**RECORDS FOR THIS EXERCISE**
# # #

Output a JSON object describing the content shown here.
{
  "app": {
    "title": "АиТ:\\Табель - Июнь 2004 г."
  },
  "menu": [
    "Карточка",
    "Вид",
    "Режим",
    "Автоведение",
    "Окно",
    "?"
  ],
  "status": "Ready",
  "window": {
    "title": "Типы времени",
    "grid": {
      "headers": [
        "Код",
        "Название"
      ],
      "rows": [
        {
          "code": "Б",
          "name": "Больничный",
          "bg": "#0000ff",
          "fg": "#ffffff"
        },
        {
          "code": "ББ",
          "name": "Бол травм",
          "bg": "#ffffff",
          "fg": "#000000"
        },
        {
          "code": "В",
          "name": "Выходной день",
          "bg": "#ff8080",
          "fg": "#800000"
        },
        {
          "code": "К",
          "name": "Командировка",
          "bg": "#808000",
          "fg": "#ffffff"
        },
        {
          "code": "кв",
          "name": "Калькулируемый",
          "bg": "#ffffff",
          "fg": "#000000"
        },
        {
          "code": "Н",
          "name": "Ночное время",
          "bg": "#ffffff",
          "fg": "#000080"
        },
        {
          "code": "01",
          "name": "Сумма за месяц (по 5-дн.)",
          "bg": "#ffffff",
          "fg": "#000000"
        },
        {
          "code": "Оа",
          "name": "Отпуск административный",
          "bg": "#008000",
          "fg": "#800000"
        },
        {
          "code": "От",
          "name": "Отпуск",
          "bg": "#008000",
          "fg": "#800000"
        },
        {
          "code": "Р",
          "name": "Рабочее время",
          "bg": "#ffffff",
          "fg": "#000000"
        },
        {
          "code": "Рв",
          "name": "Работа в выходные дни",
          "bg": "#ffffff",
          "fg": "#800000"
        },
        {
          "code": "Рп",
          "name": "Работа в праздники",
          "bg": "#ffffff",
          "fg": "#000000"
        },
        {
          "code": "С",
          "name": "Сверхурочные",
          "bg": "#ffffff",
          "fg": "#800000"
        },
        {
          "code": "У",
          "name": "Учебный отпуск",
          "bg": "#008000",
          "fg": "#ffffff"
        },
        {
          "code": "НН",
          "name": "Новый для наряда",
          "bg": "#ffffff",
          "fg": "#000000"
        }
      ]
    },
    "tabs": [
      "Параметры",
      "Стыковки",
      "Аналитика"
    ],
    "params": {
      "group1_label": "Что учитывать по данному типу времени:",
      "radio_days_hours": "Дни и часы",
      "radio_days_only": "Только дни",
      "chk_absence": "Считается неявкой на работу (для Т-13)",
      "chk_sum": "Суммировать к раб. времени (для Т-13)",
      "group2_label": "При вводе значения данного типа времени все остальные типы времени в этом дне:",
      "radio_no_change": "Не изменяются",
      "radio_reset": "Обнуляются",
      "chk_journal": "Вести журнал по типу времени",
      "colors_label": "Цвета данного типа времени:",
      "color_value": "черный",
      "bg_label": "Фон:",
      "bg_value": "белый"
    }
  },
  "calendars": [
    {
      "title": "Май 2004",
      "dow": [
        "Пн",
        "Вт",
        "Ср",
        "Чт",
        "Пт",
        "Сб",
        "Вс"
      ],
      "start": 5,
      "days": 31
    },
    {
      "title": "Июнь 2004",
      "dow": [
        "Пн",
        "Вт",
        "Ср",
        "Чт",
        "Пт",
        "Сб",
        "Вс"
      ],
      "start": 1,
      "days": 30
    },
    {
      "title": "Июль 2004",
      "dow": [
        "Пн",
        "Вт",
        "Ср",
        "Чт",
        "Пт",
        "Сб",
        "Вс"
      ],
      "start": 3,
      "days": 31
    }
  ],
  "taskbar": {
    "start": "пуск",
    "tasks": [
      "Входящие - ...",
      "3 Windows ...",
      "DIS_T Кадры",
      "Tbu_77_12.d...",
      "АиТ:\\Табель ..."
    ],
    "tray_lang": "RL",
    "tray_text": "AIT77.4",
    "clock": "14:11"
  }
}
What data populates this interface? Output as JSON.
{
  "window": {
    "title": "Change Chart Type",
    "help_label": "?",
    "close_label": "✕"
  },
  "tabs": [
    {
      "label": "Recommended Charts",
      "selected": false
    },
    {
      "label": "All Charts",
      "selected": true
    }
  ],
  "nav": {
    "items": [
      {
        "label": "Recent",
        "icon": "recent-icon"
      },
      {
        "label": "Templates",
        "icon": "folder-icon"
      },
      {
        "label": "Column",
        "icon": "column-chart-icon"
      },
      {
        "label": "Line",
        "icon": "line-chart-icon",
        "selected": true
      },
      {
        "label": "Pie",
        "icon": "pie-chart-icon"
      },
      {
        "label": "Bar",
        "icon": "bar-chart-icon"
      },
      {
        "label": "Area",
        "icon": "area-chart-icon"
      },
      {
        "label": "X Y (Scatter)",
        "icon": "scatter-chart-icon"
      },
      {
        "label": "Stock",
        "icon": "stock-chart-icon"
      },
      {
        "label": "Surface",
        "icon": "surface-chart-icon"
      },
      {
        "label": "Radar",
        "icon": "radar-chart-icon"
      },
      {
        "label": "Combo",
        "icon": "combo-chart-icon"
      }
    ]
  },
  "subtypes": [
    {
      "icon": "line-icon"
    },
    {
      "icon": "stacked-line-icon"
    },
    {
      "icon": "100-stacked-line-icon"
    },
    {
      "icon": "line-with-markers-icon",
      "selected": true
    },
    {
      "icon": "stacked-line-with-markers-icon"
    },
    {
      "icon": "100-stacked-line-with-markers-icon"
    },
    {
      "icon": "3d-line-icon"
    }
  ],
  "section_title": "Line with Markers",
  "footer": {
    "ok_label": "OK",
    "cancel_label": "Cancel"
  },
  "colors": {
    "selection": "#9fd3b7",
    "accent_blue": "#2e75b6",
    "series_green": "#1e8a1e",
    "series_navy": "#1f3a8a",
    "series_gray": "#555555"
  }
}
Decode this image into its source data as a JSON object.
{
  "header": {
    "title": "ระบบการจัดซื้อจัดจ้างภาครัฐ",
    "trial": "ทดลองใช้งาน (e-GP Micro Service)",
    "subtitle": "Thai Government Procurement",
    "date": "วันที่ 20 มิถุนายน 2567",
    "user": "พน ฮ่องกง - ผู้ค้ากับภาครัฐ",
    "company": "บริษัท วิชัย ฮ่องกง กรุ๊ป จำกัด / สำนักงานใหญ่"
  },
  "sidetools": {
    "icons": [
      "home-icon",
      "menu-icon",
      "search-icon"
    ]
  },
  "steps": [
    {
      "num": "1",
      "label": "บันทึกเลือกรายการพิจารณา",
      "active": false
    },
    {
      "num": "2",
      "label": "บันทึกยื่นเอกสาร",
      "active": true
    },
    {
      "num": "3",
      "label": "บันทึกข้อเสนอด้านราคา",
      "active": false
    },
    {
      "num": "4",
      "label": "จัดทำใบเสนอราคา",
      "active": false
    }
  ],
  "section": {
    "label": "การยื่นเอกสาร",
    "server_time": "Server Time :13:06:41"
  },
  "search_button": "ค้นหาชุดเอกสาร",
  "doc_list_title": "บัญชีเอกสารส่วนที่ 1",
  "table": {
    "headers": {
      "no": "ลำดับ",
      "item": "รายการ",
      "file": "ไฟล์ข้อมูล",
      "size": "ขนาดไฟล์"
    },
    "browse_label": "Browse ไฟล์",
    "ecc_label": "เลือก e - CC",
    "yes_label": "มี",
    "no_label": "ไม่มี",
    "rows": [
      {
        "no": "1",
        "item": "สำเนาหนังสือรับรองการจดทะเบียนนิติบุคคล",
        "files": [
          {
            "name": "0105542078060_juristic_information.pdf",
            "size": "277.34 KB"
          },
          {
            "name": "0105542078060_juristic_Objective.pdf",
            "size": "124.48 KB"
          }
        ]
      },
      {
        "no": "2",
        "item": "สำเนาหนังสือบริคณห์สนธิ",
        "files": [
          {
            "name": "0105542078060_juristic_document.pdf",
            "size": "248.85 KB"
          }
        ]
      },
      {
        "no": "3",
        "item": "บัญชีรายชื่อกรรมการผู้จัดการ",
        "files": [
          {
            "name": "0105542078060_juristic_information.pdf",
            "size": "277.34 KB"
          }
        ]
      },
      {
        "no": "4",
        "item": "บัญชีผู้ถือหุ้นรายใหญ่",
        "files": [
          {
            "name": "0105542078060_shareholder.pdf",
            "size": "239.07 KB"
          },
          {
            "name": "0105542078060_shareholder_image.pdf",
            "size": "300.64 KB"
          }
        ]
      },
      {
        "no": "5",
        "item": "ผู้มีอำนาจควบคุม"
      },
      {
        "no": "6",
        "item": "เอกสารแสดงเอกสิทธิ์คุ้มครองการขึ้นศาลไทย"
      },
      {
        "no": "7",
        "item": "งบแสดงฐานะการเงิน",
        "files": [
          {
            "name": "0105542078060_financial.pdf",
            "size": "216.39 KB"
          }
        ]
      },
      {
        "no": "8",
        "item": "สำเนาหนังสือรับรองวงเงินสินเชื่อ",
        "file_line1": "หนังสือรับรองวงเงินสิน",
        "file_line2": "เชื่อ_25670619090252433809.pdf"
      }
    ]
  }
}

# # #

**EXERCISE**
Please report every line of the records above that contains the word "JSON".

**SOLUTION TO THIS EXERCISE**
Output a JSON object describing the content shown here.
What data populates this interface? Output as JSON.
Decode this image into its source data as a JSON object.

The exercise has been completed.